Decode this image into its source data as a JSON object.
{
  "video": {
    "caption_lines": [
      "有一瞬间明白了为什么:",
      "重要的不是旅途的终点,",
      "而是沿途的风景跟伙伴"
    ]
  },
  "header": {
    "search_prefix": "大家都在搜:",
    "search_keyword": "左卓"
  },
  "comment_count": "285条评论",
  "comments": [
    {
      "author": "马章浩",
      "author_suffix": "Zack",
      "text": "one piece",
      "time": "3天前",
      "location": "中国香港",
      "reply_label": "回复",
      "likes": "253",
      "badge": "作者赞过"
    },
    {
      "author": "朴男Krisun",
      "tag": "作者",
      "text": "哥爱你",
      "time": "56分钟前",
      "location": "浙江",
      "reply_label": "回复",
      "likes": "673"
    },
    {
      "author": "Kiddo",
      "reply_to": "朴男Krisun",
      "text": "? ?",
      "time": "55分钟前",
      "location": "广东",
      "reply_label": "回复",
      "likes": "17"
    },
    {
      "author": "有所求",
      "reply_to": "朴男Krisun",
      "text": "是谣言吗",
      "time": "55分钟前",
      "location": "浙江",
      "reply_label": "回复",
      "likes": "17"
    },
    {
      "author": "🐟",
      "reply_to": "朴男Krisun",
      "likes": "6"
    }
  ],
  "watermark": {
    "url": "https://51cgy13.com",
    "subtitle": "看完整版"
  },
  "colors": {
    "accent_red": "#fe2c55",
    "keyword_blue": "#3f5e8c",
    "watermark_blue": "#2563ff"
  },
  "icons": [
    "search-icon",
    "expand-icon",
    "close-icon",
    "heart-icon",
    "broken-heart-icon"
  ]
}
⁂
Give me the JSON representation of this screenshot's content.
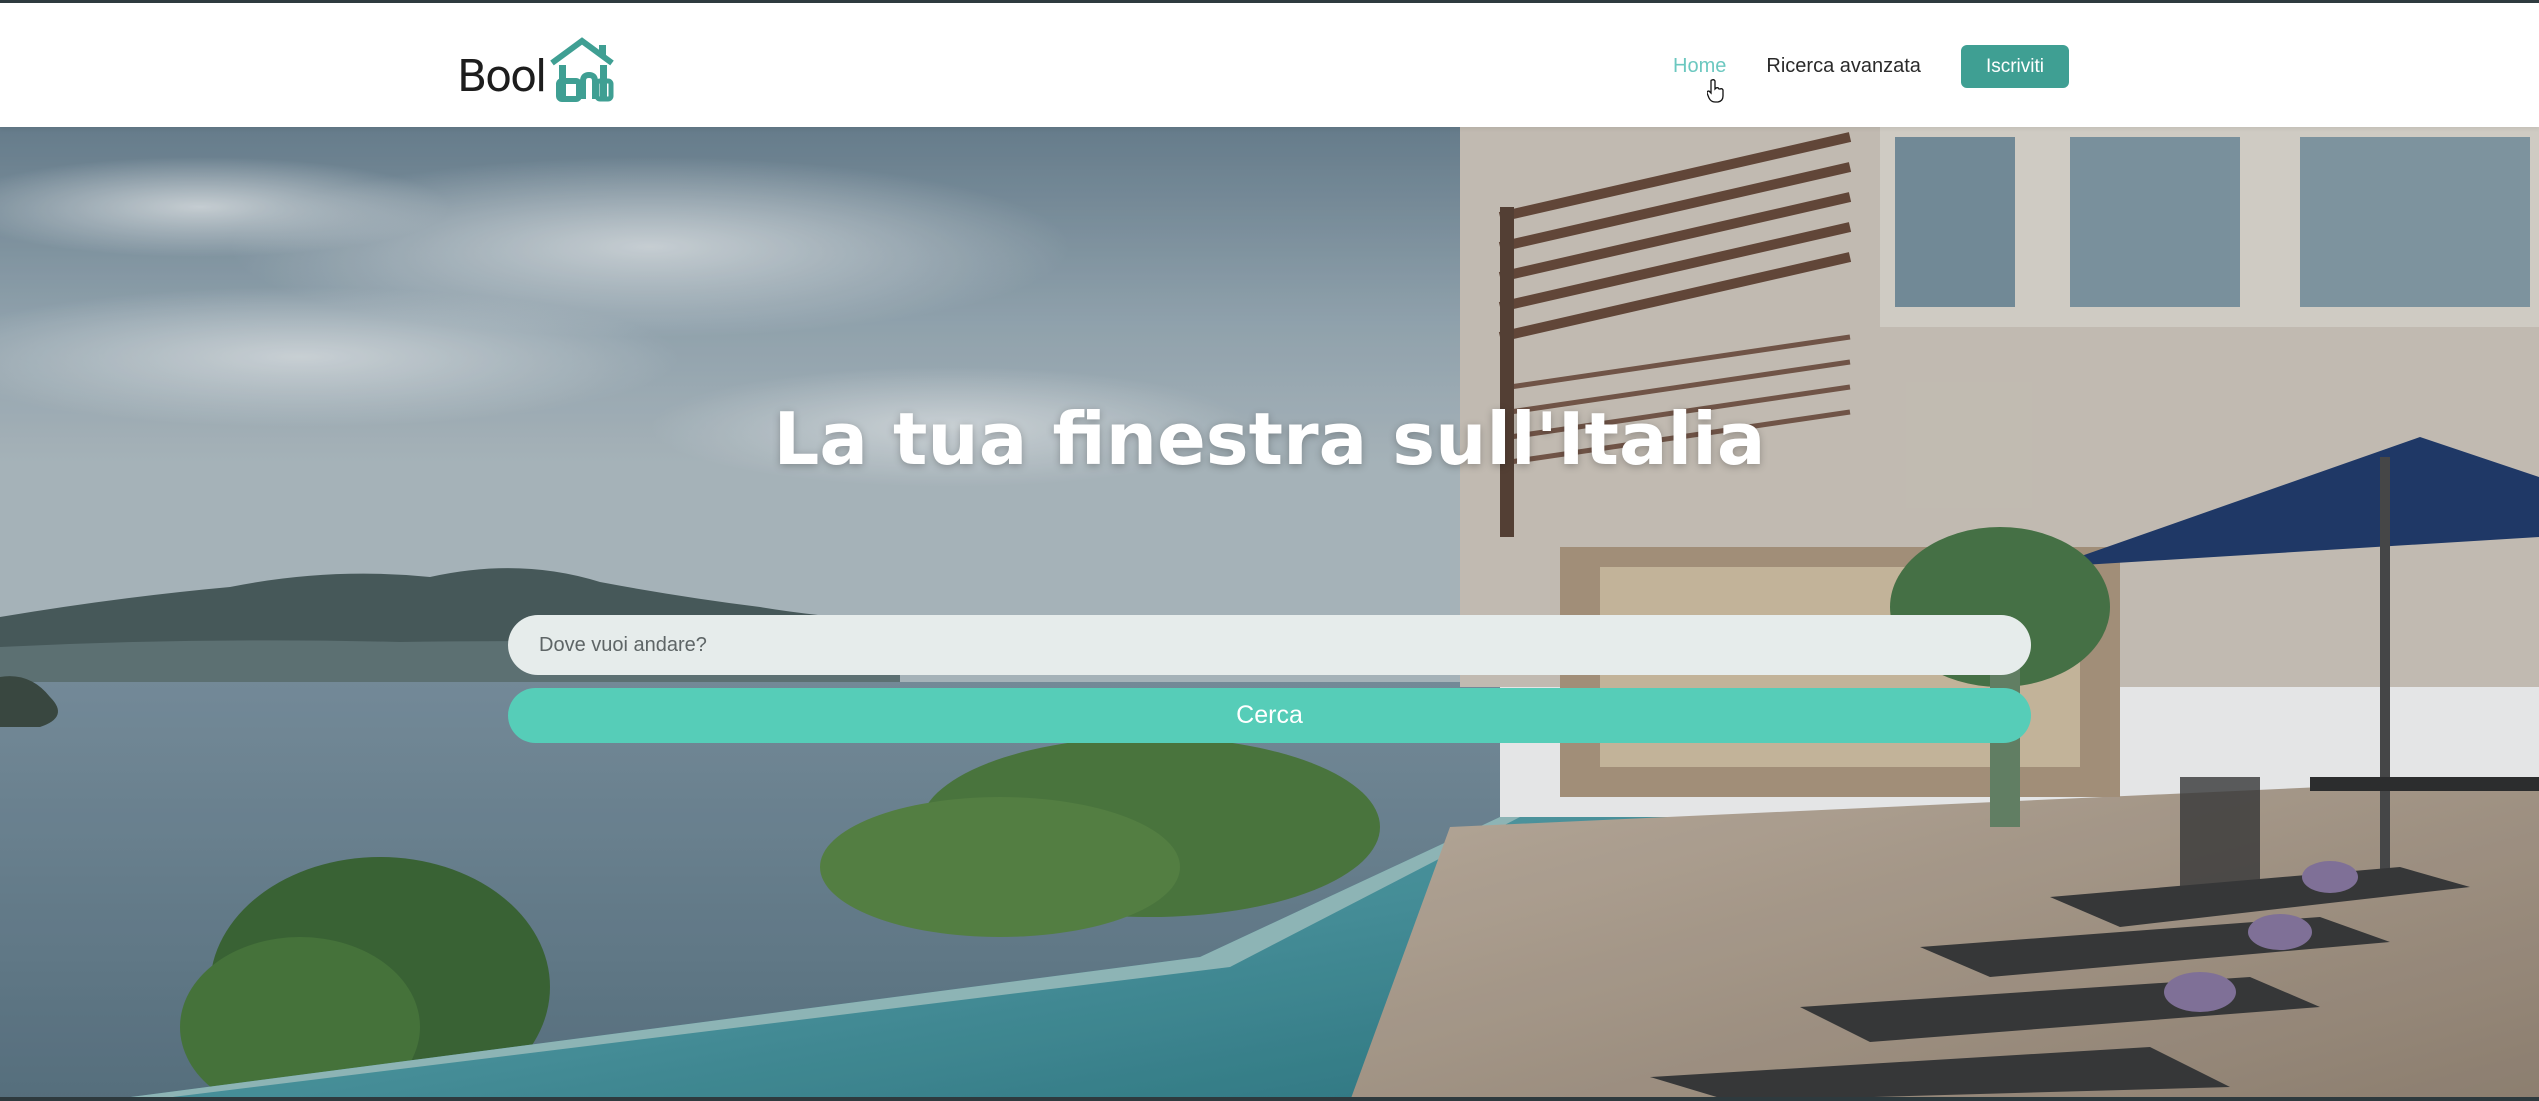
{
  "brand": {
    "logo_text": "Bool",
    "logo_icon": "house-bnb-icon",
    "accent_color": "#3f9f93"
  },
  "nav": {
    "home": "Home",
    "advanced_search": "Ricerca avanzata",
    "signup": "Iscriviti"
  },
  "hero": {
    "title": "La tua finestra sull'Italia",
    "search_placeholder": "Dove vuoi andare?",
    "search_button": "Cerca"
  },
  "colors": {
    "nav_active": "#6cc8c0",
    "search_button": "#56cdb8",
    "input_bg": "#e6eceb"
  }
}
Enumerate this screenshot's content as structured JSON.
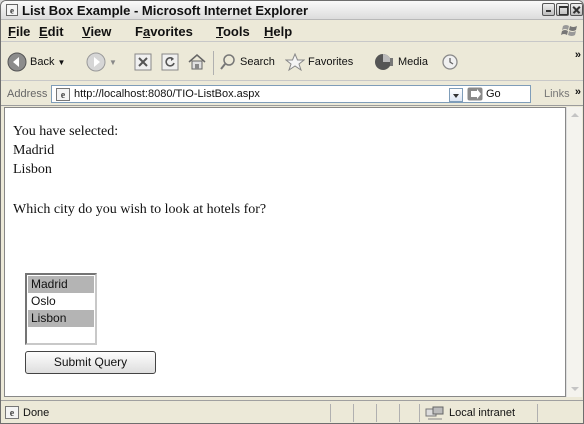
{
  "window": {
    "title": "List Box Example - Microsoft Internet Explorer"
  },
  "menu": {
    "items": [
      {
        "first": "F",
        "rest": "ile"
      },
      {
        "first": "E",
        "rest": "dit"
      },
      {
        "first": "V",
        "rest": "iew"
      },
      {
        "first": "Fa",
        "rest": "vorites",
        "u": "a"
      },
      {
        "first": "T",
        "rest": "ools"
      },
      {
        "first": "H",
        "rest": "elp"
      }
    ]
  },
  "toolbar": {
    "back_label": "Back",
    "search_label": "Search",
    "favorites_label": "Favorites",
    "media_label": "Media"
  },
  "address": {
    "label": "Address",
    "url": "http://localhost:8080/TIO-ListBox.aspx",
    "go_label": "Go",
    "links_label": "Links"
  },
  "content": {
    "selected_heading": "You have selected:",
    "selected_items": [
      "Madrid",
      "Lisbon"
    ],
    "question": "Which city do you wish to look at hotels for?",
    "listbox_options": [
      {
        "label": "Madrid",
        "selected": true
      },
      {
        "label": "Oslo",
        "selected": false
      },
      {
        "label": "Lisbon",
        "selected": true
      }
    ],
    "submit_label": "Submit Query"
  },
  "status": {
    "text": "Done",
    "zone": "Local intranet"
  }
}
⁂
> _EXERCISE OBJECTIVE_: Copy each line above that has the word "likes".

> _SOLUTION TO THIS TASK_:
      "likes": "253",
      "likes": "673"
      "likes": "17"
      "likes": "17"
      "likes": "6"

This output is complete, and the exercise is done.